The Covid-19 pandemic hit South Africa and the country went into lockdown in March 2020. William Kentridge was able to spend the next three months in his studio drawing without the constant demand of ongoing workshops and the usual presence of studio demands. Circumstances led to Jillian Ross the Master Printer at David Krut Workshop, leaving Johannesburg for Canada to join family there.
Kentridge’s longstanding working relationship with Ross now continues on a long distance basis with collaborative projects still ongoing in South Africa and Canada. The photogravure printmaking process, having been introduced to Kentridge by Krut in 2002, represented an ideal medium for a new project to begin with use of multiple studios.
A new series of photogravure prints began as photographs taken in Kentridge’s home studio in Johannesburg, in part as documentation, and in part as a personal reflection of the life that unfolds on the studio walls. They exist as part of Kentridge’s development of a new series of short episodic films relating to the life of the studio, and his 11th animated film for the ongoing Drawings for Projection series – City Deep – being released online in October 2020. The film features the drawn interior rooms of the Johannesburg Art Gallery (JAG), ebbing and flowing and finally collapsing in on themselves. The history of the JAG and its ongoing struggles with maintenance and repair is common knowledge with the film a sad telling of the current times in South Africa.
In The Philips Room, the first photogravure to be released, Kentridge has placed a still life in the foreground with a charcoal drawing, made for City Deep, of the Philips Room in the Johannesburg Art Gallery hanging behind it. The water jug, espresso coffee pot, milk jug and more make up the still life of larger-than-life paper sculptures made in the artist’s studio. They have been created and used for reference in an ongoing number of charcoal still lives created during the lockdown and filmed for part of Kentridge’s next set of films. The images draw on the wonderful still life imagery of the great Italian painter and printmaker Giorgio Morandi.
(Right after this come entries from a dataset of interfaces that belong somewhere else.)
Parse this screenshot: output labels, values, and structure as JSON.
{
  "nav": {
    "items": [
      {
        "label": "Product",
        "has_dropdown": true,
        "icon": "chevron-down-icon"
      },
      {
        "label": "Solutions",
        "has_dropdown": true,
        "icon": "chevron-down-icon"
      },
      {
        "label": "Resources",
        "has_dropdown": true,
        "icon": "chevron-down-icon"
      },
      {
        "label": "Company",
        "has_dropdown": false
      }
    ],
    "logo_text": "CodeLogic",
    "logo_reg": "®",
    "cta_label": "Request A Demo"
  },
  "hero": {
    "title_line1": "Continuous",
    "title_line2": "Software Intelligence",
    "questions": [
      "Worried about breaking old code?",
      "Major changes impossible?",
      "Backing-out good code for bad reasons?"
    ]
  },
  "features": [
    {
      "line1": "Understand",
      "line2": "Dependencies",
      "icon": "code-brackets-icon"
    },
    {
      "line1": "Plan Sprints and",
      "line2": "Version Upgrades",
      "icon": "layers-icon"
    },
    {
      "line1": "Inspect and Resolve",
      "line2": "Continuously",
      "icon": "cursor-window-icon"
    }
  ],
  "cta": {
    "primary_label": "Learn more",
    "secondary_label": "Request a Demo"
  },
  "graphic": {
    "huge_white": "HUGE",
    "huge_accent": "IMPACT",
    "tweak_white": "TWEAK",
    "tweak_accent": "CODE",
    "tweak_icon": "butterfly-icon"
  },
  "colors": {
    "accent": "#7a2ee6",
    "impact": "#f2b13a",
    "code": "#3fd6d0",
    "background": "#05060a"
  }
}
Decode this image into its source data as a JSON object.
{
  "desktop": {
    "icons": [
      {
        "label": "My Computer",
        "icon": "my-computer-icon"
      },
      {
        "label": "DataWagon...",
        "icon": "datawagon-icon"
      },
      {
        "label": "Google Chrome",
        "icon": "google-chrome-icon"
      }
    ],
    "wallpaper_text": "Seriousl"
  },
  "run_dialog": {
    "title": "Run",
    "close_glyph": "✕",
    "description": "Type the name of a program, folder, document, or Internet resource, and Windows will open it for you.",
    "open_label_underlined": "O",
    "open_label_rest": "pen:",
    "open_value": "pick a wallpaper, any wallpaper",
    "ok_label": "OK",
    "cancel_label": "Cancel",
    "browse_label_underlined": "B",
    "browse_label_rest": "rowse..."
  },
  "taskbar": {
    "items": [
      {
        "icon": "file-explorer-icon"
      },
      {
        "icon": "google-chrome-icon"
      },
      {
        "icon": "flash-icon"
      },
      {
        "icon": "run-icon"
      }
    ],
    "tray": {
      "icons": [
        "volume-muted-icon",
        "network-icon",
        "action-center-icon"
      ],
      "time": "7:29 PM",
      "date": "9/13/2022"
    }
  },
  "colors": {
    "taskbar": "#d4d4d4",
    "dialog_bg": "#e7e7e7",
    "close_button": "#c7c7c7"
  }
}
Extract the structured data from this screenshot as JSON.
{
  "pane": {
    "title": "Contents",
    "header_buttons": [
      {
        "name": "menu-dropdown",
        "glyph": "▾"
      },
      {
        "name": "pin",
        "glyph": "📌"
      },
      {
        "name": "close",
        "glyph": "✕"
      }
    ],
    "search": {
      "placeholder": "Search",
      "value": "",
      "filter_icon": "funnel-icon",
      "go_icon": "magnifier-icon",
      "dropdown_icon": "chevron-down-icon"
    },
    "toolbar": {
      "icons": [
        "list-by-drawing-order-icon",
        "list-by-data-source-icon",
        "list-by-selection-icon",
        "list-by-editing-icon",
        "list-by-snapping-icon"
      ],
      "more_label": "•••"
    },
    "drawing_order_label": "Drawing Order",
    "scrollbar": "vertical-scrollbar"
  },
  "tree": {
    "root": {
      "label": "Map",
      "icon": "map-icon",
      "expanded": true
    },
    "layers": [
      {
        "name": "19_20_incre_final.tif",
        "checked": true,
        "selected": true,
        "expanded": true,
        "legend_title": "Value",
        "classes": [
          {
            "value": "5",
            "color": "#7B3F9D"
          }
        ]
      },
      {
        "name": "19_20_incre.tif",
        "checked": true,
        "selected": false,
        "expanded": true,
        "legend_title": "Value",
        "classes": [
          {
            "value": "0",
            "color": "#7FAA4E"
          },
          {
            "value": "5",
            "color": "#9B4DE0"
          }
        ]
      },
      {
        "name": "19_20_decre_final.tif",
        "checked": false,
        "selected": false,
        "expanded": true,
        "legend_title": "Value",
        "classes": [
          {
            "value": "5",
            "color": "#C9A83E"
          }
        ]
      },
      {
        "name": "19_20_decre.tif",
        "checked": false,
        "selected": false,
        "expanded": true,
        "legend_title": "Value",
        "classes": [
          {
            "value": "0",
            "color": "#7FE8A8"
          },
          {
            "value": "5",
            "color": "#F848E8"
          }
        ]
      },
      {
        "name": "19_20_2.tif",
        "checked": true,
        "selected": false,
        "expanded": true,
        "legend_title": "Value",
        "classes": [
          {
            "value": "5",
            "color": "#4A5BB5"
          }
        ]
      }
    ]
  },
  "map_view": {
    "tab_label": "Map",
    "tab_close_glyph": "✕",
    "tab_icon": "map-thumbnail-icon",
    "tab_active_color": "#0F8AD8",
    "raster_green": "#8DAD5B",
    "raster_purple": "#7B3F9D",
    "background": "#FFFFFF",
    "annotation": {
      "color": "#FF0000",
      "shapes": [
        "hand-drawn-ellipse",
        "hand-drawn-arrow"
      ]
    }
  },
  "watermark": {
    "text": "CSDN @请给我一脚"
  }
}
Kentridge’s new series of films is made up of 12 episodes about life in the studio, the third episode already completed in mid-August. Each film in the series, aptly titled Studio Life, will be 40 minutes in length and will include aspects of drawing, of performance, of daily life – all insights into life in, and the life of, the studio.